§ **EXERCISE INSTRUCTIONS**
Go through the records and filter out every line lacking the word "this"; copy the lines that remain.

§ **SUPPLIED INFORMATION**
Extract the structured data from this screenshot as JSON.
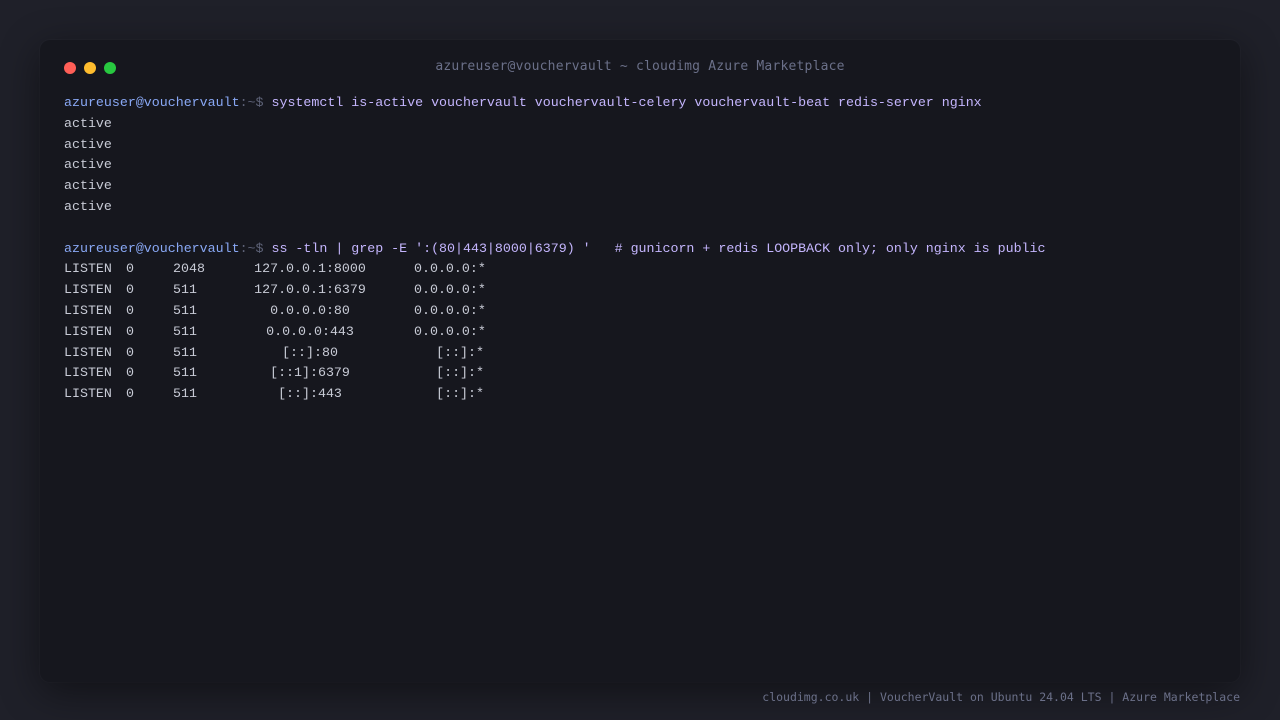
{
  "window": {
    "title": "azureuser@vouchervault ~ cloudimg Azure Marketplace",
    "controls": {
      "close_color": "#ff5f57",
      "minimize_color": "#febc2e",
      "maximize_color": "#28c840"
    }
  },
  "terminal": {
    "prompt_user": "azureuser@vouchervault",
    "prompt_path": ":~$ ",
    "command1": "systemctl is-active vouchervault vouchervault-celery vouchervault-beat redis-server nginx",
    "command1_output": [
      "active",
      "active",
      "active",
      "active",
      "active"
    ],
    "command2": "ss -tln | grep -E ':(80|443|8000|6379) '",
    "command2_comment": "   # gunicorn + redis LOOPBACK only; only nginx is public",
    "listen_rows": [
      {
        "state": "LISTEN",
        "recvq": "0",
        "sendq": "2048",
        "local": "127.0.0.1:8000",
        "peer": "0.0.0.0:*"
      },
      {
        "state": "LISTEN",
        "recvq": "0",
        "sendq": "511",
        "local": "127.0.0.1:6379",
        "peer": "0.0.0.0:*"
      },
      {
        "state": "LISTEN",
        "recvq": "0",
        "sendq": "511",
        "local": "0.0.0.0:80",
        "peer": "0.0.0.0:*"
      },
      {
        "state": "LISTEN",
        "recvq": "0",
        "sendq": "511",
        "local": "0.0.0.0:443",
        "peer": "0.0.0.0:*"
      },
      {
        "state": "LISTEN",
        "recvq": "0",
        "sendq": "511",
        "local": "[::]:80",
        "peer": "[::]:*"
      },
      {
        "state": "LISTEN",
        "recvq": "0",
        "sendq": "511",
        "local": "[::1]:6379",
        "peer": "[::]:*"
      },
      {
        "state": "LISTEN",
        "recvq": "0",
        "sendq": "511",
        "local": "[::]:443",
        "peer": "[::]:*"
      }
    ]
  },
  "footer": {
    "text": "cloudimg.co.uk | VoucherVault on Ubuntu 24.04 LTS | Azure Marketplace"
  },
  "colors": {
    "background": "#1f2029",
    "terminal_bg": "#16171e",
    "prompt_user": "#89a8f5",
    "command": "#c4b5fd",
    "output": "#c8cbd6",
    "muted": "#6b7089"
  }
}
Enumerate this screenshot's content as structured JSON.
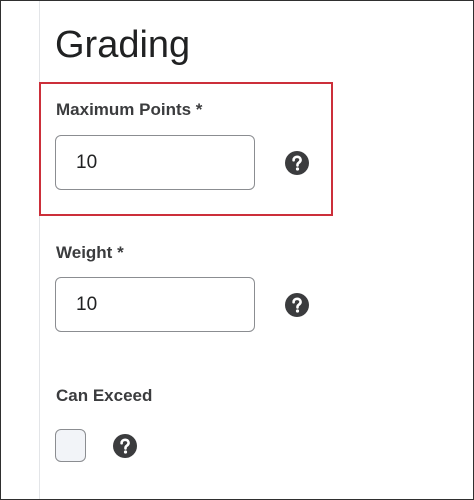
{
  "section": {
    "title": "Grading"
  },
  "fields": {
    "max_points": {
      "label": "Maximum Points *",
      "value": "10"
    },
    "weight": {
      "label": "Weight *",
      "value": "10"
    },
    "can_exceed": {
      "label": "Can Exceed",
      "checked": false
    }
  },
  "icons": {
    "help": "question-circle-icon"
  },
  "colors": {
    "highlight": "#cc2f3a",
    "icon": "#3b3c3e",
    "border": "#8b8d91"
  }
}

§ **ANSWER SPACE**
Extract the structured data from this screenshot as JSON.
Enumerate this screenshot's content as structured JSON.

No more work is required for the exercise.